- **INSTRUCTIONS FOR THE TASK**
Using the data below, return all lines in which "windows" appears.

[[ GIVEN ENTRIES, beginning ]]

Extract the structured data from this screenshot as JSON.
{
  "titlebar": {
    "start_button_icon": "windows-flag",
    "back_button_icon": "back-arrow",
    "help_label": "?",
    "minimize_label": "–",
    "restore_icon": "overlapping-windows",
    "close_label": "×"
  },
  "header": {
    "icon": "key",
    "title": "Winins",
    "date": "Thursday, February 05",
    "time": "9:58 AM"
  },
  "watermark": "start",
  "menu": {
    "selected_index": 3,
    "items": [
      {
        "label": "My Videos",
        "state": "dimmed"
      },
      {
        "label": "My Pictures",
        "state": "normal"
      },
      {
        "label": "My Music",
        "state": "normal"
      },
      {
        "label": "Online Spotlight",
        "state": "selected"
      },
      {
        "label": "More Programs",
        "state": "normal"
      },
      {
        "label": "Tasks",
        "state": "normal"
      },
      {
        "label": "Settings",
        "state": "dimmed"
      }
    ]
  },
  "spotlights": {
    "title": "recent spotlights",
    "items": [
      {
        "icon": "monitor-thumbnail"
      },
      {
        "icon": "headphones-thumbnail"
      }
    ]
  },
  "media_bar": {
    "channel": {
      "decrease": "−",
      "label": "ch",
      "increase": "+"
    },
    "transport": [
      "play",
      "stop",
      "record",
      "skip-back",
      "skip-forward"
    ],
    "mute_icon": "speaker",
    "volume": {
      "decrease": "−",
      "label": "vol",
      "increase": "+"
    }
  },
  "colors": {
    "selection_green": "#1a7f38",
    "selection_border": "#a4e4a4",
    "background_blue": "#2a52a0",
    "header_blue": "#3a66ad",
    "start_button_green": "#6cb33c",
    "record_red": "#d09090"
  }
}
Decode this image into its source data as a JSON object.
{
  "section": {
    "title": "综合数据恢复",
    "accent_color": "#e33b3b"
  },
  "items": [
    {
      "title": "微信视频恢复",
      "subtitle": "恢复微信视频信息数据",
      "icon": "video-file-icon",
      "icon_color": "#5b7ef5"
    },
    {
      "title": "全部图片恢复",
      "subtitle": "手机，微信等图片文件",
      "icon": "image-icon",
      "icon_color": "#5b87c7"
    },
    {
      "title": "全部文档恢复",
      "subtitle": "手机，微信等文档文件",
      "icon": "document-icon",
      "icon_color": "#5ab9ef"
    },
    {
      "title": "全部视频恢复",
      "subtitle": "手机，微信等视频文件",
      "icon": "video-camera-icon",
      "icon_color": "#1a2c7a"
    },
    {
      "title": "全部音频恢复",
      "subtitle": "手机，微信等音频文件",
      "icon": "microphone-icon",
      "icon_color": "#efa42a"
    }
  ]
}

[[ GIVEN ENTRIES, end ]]

- **WRITTEN RESPONSE**
    "start_button_icon": "windows-flag",
    "restore_icon": "overlapping-windows",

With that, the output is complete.